Records provided |
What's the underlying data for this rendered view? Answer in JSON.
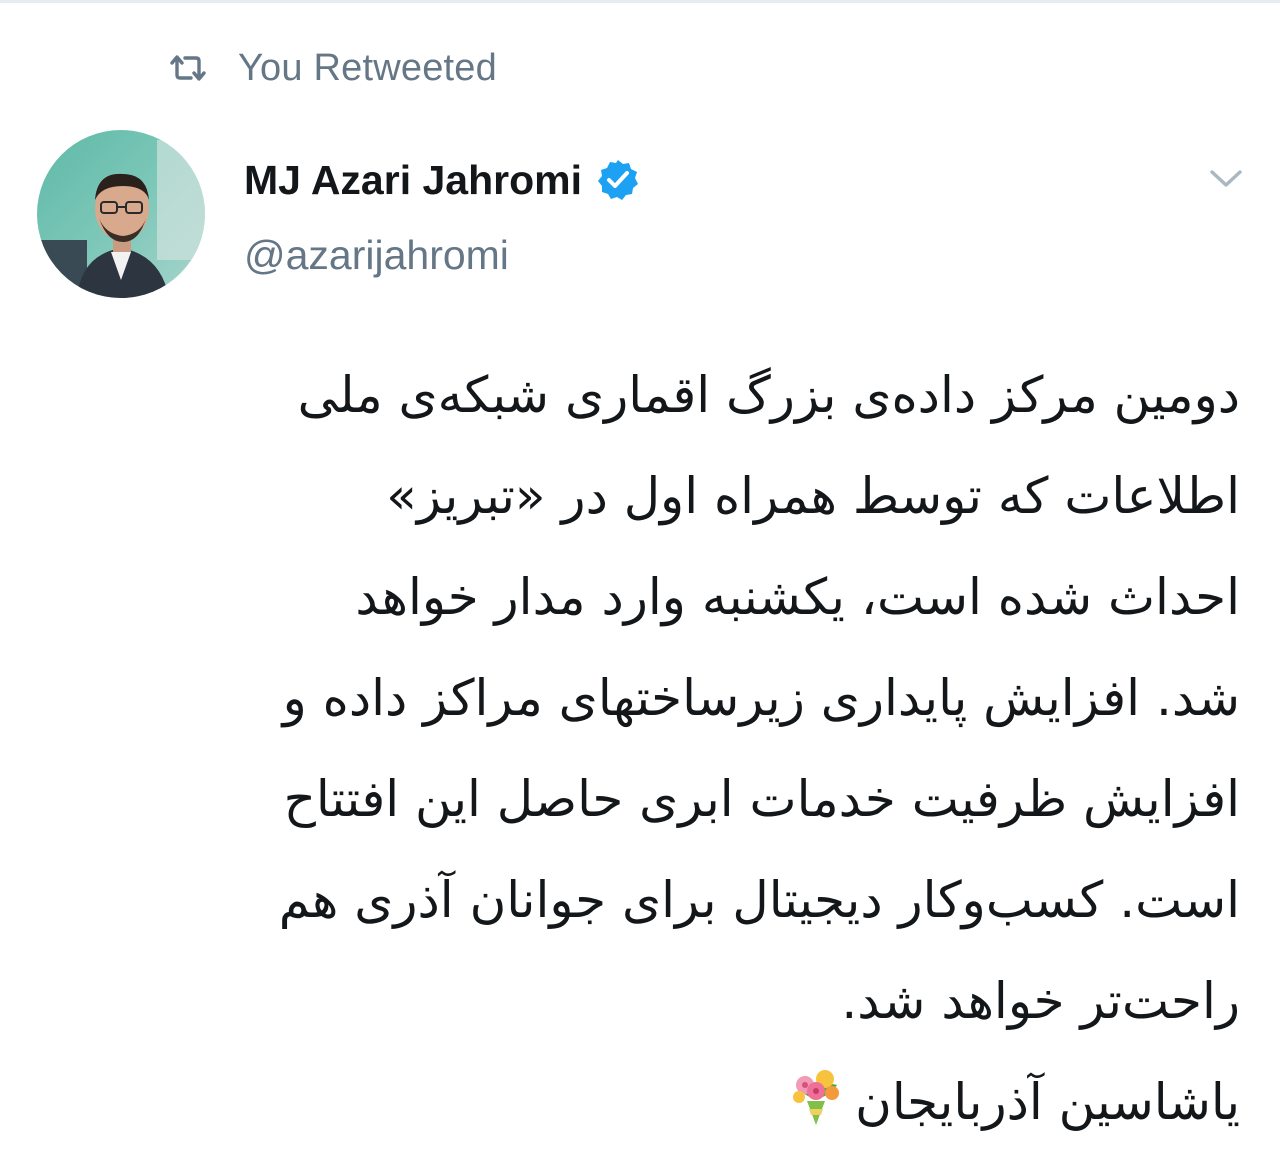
{
  "retweet": {
    "label": "You Retweeted",
    "icon": "retweet-icon"
  },
  "author": {
    "name": "MJ Azari Jahromi",
    "handle": "@azarijahromi",
    "verified": true,
    "verified_icon": "verified-badge-icon",
    "avatar_icon": "avatar"
  },
  "menu": {
    "icon": "chevron-down-icon"
  },
  "tweet": {
    "lines": [
      "دومین مرکز داده‌ی بزرگ اقماری شبکه‌ی ملی",
      "اطلاعات که توسط همراه اول در «تبریز»",
      "احداث شده است، یکشنبه وارد مدار خواهد",
      "شد. افزایش پایداری زیرساختهای مراکز داده و",
      "افزایش ظرفیت خدمات ابری حاصل این افتتاح",
      "است. کسب‌وکار دیجیتال برای جوانان آذری هم",
      "راحت‌تر خواهد شد.",
      "یاشاسین آذربایجان"
    ],
    "emoji_icon": "bouquet-icon"
  },
  "colors": {
    "text": "#14171a",
    "secondary": "#657786",
    "verified": "#1da1f2"
  }
}
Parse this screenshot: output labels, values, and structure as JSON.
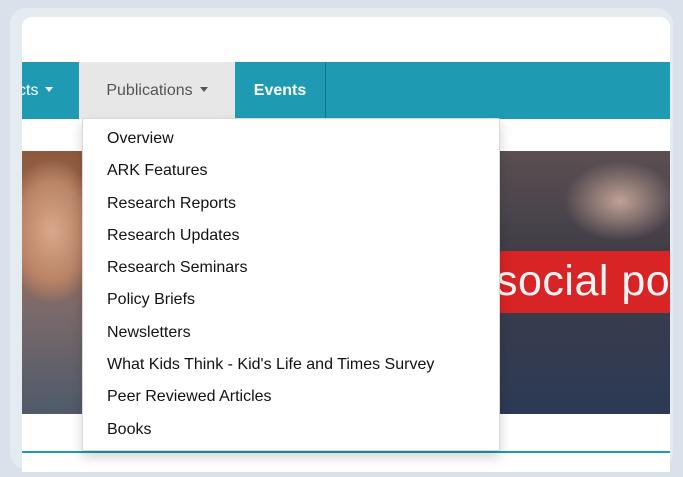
{
  "navbar": {
    "items": [
      {
        "label": "cts",
        "has_caret": true
      },
      {
        "label": "Publications",
        "has_caret": true,
        "active": true
      },
      {
        "label": "Events",
        "has_caret": false
      }
    ],
    "colors": {
      "background": "#1e9bb3",
      "active_background": "#e7e7e7",
      "active_text": "#555555",
      "text": "#ffffff"
    }
  },
  "dropdown": {
    "items": [
      "Overview",
      "ARK Features",
      "Research Reports",
      "Research Updates",
      "Research Seminars",
      "Policy Briefs",
      "Newsletters",
      "What Kids Think - Kid's Life and Times Survey",
      "Peer Reviewed Articles",
      "Books"
    ]
  },
  "banner": {
    "caption": "social po",
    "caption_color": "#d82424"
  }
}
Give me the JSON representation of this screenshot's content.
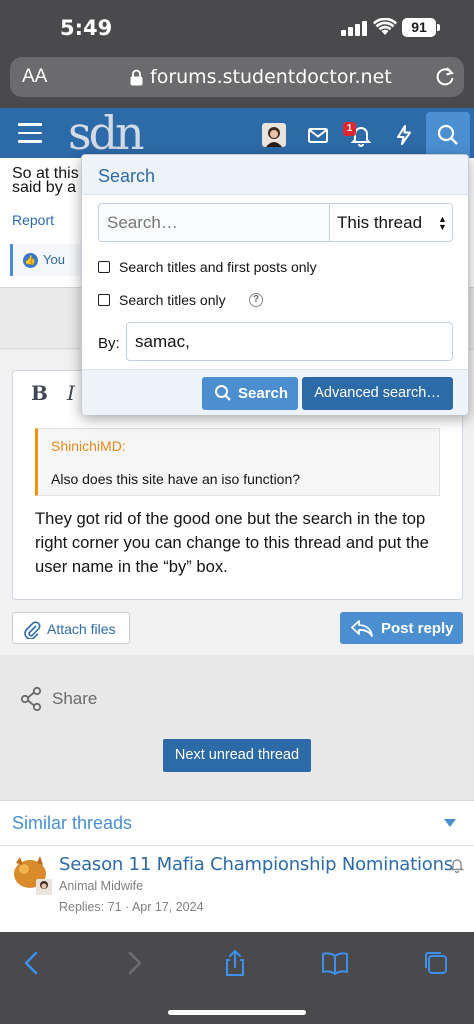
{
  "status_bar": {
    "time": "5:49",
    "battery": "91"
  },
  "browser": {
    "text_size_label": "AA",
    "url": "forums.studentdoctor.net"
  },
  "header": {
    "logo": "sdn",
    "notification_count": "1"
  },
  "post": {
    "text_line1": "So at this",
    "text_line2": "said by a",
    "report_label": "Report",
    "reaction_label": "You"
  },
  "editor": {
    "bold": "B",
    "italic": "I",
    "quote_author": "ShinichiMD:",
    "quote_text": "Also does this site have an iso function?",
    "body": "They got rid of the good one but the search in the top right corner you can change to this thread and put the user name in the “by” box."
  },
  "actions": {
    "attach_label": "Attach files",
    "post_reply_label": "Post reply"
  },
  "share": {
    "label": "Share"
  },
  "next_unread_label": "Next unread thread",
  "similar": {
    "title": "Similar threads",
    "threads": [
      {
        "title": "Season 11 Mafia Championship Nominations",
        "author": "Animal Midwife",
        "meta": "Replies: 71 · Apr 17, 2024"
      }
    ]
  },
  "search_popup": {
    "title": "Search",
    "placeholder": "Search…",
    "scope": "This thread",
    "option_titles_first": "Search titles and first posts only",
    "option_titles_only": "Search titles only",
    "help": "?",
    "by_label": "By:",
    "by_value": "samac,",
    "search_button": "Search",
    "advanced_button": "Advanced search…"
  },
  "colors": {
    "header_blue": "#2d6aa8",
    "accent_blue": "#4b8fd1",
    "quote_orange": "#f2930d",
    "badge_red": "#d9282f"
  },
  "icons": [
    "menu-icon",
    "envelope-icon",
    "bell-icon",
    "lightning-icon",
    "search-icon",
    "lock-icon",
    "reload-icon",
    "paperclip-icon",
    "reply-icon",
    "share-icon",
    "back-icon",
    "forward-icon",
    "share-sheet-icon",
    "bookmarks-icon",
    "tabs-icon"
  ]
}
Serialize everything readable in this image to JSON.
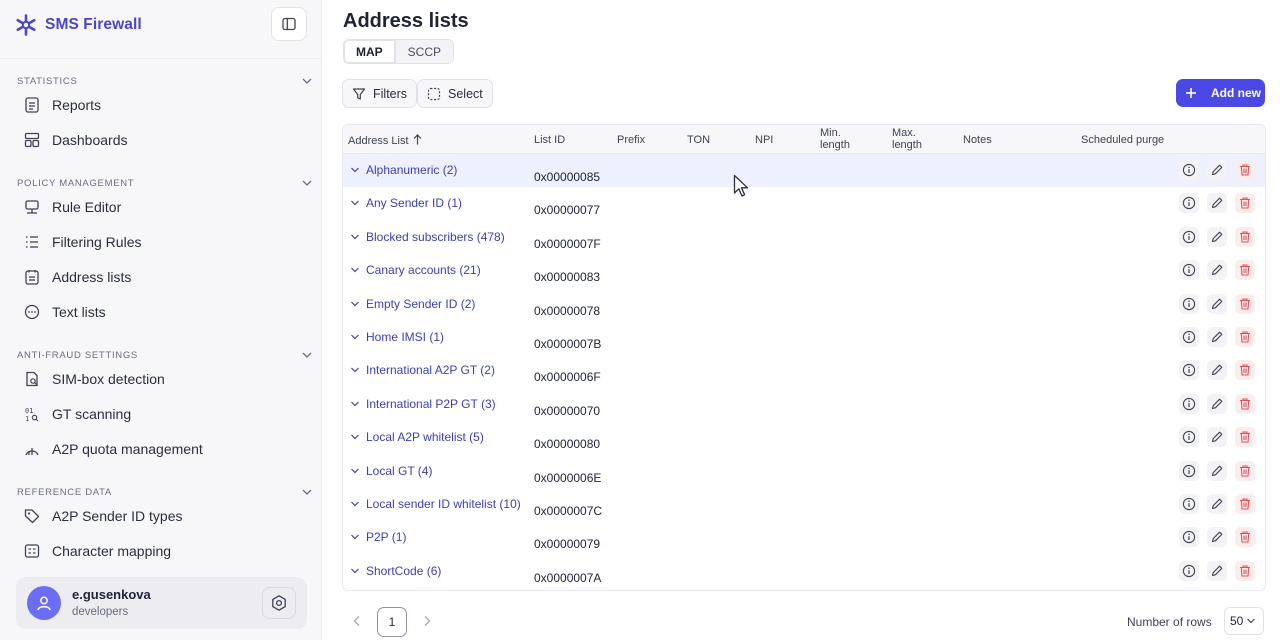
{
  "app": {
    "name": "SMS Firewall"
  },
  "sidebar": {
    "sections": [
      {
        "title": "STATISTICS",
        "items": [
          {
            "label": "Reports",
            "icon": "reports-icon"
          },
          {
            "label": "Dashboards",
            "icon": "dashboards-icon"
          }
        ]
      },
      {
        "title": "POLICY MANAGEMENT",
        "items": [
          {
            "label": "Rule Editor",
            "icon": "rule-editor-icon"
          },
          {
            "label": "Filtering Rules",
            "icon": "filtering-rules-icon"
          },
          {
            "label": "Address lists",
            "icon": "address-lists-icon"
          },
          {
            "label": "Text lists",
            "icon": "text-lists-icon"
          }
        ]
      },
      {
        "title": "ANTI-FRAUD SETTINGS",
        "items": [
          {
            "label": "SIM-box detection",
            "icon": "sim-box-icon"
          },
          {
            "label": "GT scanning",
            "icon": "gt-scanning-icon"
          },
          {
            "label": "A2P quota management",
            "icon": "quota-icon"
          }
        ]
      },
      {
        "title": "REFERENCE DATA",
        "items": [
          {
            "label": "A2P Sender ID types",
            "icon": "tag-icon"
          },
          {
            "label": "Character mapping",
            "icon": "character-mapping-icon"
          }
        ]
      }
    ],
    "user": {
      "name": "e.gusenkova",
      "group": "developers"
    }
  },
  "main": {
    "title": "Address lists",
    "tabs": [
      {
        "label": "MAP",
        "active": true
      },
      {
        "label": "SCCP",
        "active": false
      }
    ],
    "toolbar": {
      "filters_label": "Filters",
      "select_label": "Select",
      "add_label": "Add new"
    },
    "table": {
      "columns": [
        "Address List",
        "List ID",
        "Prefix",
        "TON",
        "NPI",
        "Min.\nlength",
        "Max.\nlength",
        "Notes",
        "Scheduled purge"
      ],
      "rows": [
        {
          "name": "Alphanumeric (2)",
          "id": "0x00000085"
        },
        {
          "name": "Any Sender ID (1)",
          "id": "0x00000077"
        },
        {
          "name": "Blocked subscribers (478)",
          "id": "0x0000007F"
        },
        {
          "name": "Canary accounts (21)",
          "id": "0x00000083"
        },
        {
          "name": "Empty Sender ID (2)",
          "id": "0x00000078"
        },
        {
          "name": "Home IMSI (1)",
          "id": "0x0000007B"
        },
        {
          "name": "International A2P GT (2)",
          "id": "0x0000006F"
        },
        {
          "name": "International P2P GT (3)",
          "id": "0x00000070"
        },
        {
          "name": "Local A2P whitelist (5)",
          "id": "0x00000080"
        },
        {
          "name": "Local GT (4)",
          "id": "0x0000006E"
        },
        {
          "name": "Local sender ID whitelist (10)",
          "id": "0x0000007C"
        },
        {
          "name": "P2P (1)",
          "id": "0x00000079"
        },
        {
          "name": "ShortCode (6)",
          "id": "0x0000007A"
        }
      ]
    },
    "pagination": {
      "page": "1",
      "rows_label": "Number of rows",
      "rows_value": "50"
    }
  },
  "colors": {
    "accent": "#4a49e6",
    "link": "#3c3fb3",
    "danger": "#e0525a"
  }
}
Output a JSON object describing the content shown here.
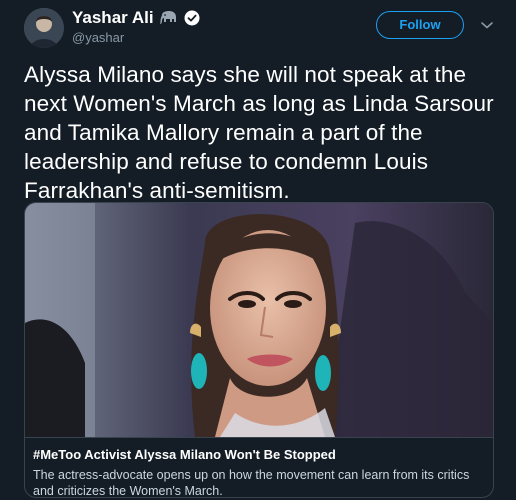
{
  "tweet": {
    "author_name": "Yashar Ali",
    "author_handle": "@yashar",
    "follow_label": "Follow",
    "text": "Alyssa Milano says she will not speak at the next Women's March as long as Linda Sarsour and Tamika Mallory remain a part of the leadership and refuse to condemn Louis Farrakhan's anti-semitism."
  },
  "card": {
    "title": "#MeToo Activist Alyssa Milano Won't Be Stopped",
    "description": "The actress-advocate opens up on how the movement can learn from its critics and criticizes the Women's March."
  },
  "icons": {
    "badge": "elephant-icon",
    "verified": "verified-icon",
    "menu": "chevron-down-icon"
  },
  "colors": {
    "background": "#141d26",
    "accent": "#1da1f2",
    "secondary_text": "#8899a6",
    "border": "#38444d"
  }
}
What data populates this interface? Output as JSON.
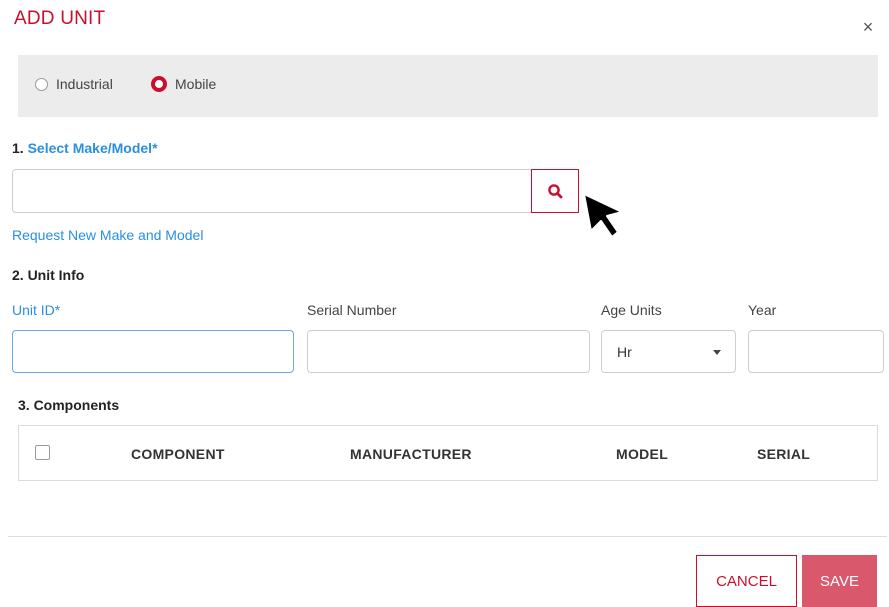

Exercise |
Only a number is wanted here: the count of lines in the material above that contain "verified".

Final answer |
4